(Recorded data)
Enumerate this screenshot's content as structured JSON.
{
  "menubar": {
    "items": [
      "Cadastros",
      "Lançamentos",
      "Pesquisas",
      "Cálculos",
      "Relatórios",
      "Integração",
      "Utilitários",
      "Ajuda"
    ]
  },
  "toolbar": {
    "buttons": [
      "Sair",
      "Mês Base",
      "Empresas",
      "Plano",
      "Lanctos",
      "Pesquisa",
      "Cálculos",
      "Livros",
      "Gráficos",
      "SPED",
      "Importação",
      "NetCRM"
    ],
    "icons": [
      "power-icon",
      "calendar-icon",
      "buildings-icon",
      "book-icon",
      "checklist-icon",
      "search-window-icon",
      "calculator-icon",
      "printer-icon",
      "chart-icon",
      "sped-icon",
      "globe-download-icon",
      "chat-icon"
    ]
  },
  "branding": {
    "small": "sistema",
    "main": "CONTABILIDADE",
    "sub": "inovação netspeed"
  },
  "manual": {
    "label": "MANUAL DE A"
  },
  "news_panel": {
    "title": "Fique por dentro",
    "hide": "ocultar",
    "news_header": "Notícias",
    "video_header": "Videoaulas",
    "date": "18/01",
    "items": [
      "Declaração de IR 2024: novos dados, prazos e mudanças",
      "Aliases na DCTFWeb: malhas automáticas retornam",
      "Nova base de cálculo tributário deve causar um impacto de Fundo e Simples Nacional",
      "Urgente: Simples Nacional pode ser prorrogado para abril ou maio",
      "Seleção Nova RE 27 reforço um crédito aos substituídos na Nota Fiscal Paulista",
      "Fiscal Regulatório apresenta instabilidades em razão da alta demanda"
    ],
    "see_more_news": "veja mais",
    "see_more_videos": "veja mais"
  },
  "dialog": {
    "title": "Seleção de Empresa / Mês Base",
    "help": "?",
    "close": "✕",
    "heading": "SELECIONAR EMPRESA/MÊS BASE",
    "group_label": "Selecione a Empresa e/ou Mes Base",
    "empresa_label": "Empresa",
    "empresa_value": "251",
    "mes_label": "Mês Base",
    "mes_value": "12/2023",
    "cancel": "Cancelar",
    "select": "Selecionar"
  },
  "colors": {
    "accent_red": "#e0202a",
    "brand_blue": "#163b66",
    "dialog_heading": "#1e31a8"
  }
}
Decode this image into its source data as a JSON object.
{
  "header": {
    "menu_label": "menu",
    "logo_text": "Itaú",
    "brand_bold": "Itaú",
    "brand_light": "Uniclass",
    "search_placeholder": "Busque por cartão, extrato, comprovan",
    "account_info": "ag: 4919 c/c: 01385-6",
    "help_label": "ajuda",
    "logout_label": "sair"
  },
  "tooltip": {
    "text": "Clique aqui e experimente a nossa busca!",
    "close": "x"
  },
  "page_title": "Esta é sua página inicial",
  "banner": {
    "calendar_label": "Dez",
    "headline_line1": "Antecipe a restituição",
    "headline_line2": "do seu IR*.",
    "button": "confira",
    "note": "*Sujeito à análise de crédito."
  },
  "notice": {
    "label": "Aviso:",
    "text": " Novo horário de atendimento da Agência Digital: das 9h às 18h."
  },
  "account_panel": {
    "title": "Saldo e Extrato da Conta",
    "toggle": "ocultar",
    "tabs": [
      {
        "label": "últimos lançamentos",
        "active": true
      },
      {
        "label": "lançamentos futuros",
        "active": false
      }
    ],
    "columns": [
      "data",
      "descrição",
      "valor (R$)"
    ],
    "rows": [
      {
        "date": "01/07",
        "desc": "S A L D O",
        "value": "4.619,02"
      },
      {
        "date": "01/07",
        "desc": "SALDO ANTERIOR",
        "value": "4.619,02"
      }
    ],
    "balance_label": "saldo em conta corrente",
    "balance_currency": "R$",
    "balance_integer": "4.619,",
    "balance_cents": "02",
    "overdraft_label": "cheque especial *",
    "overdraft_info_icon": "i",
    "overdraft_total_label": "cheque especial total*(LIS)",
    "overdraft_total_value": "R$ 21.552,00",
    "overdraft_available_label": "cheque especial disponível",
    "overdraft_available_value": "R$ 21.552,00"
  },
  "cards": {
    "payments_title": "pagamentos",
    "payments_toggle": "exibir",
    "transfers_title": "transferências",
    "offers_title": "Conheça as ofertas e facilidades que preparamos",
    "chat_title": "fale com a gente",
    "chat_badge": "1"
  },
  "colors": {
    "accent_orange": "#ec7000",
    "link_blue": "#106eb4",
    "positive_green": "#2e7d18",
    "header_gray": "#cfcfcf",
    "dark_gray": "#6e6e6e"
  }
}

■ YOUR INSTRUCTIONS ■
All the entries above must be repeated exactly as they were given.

■ SOLUTION FOR THIS TASK ■
Enumerate this screenshot's content as structured JSON.
{
  "menubar": {
    "items": [
      "Cadastros",
      "Lançamentos",
      "Pesquisas",
      "Cálculos",
      "Relatórios",
      "Integração",
      "Utilitários",
      "Ajuda"
    ]
  },
  "toolbar": {
    "buttons": [
      "Sair",
      "Mês Base",
      "Empresas",
      "Plano",
      "Lanctos",
      "Pesquisa",
      "Cálculos",
      "Livros",
      "Gráficos",
      "SPED",
      "Importação",
      "NetCRM"
    ],
    "icons": [
      "power-icon",
      "calendar-icon",
      "buildings-icon",
      "book-icon",
      "checklist-icon",
      "search-window-icon",
      "calculator-icon",
      "printer-icon",
      "chart-icon",
      "sped-icon",
      "globe-download-icon",
      "chat-icon"
    ]
  },
  "branding": {
    "small": "sistema",
    "main": "CONTABILIDADE",
    "sub": "inovação netspeed"
  },
  "manual": {
    "label": "MANUAL DE A"
  },
  "news_panel": {
    "title": "Fique por dentro",
    "hide": "ocultar",
    "news_header": "Notícias",
    "video_header": "Videoaulas",
    "date": "18/01",
    "items": [
      "Declaração de IR 2024: novos dados, prazos e mudanças",
      "Aliases na DCTFWeb: malhas automáticas retornam",
      "Nova base de cálculo tributário deve causar um impacto de Fundo e Simples Nacional",
      "Urgente: Simples Nacional pode ser prorrogado para abril ou maio",
      "Seleção Nova RE 27 reforço um crédito aos substituídos na Nota Fiscal Paulista",
      "Fiscal Regulatório apresenta instabilidades em razão da alta demanda"
    ],
    "see_more_news": "veja mais",
    "see_more_videos": "veja mais"
  },
  "dialog": {
    "title": "Seleção de Empresa / Mês Base",
    "help": "?",
    "close": "✕",
    "heading": "SELECIONAR EMPRESA/MÊS BASE",
    "group_label": "Selecione a Empresa e/ou Mes Base",
    "empresa_label": "Empresa",
    "empresa_value": "251",
    "mes_label": "Mês Base",
    "mes_value": "12/2023",
    "cancel": "Cancelar",
    "select": "Selecionar"
  },
  "colors": {
    "accent_red": "#e0202a",
    "brand_blue": "#163b66",
    "dialog_heading": "#1e31a8"
  }
}
Decode this image into its source data as a JSON object.
{
  "header": {
    "menu_label": "menu",
    "logo_text": "Itaú",
    "brand_bold": "Itaú",
    "brand_light": "Uniclass",
    "search_placeholder": "Busque por cartão, extrato, comprovan",
    "account_info": "ag: 4919 c/c: 01385-6",
    "help_label": "ajuda",
    "logout_label": "sair"
  },
  "tooltip": {
    "text": "Clique aqui e experimente a nossa busca!",
    "close": "x"
  },
  "page_title": "Esta é sua página inicial",
  "banner": {
    "calendar_label": "Dez",
    "headline_line1": "Antecipe a restituição",
    "headline_line2": "do seu IR*.",
    "button": "confira",
    "note": "*Sujeito à análise de crédito."
  },
  "notice": {
    "label": "Aviso:",
    "text": " Novo horário de atendimento da Agência Digital: das 9h às 18h."
  },
  "account_panel": {
    "title": "Saldo e Extrato da Conta",
    "toggle": "ocultar",
    "tabs": [
      {
        "label": "últimos lançamentos",
        "active": true
      },
      {
        "label": "lançamentos futuros",
        "active": false
      }
    ],
    "columns": [
      "data",
      "descrição",
      "valor (R$)"
    ],
    "rows": [
      {
        "date": "01/07",
        "desc": "S A L D O",
        "value": "4.619,02"
      },
      {
        "date": "01/07",
        "desc": "SALDO ANTERIOR",
        "value": "4.619,02"
      }
    ],
    "balance_label": "saldo em conta corrente",
    "balance_currency": "R$",
    "balance_integer": "4.619,",
    "balance_cents": "02",
    "overdraft_label": "cheque especial *",
    "overdraft_info_icon": "i",
    "overdraft_total_label": "cheque especial total*(LIS)",
    "overdraft_total_value": "R$ 21.552,00",
    "overdraft_available_label": "cheque especial disponível",
    "overdraft_available_value": "R$ 21.552,00"
  },
  "cards": {
    "payments_title": "pagamentos",
    "payments_toggle": "exibir",
    "transfers_title": "transferências",
    "offers_title": "Conheça as ofertas e facilidades que preparamos",
    "chat_title": "fale com a gente",
    "chat_badge": "1"
  },
  "colors": {
    "accent_orange": "#ec7000",
    "link_blue": "#106eb4",
    "positive_green": "#2e7d18",
    "header_gray": "#cfcfcf",
    "dark_gray": "#6e6e6e"
  }
}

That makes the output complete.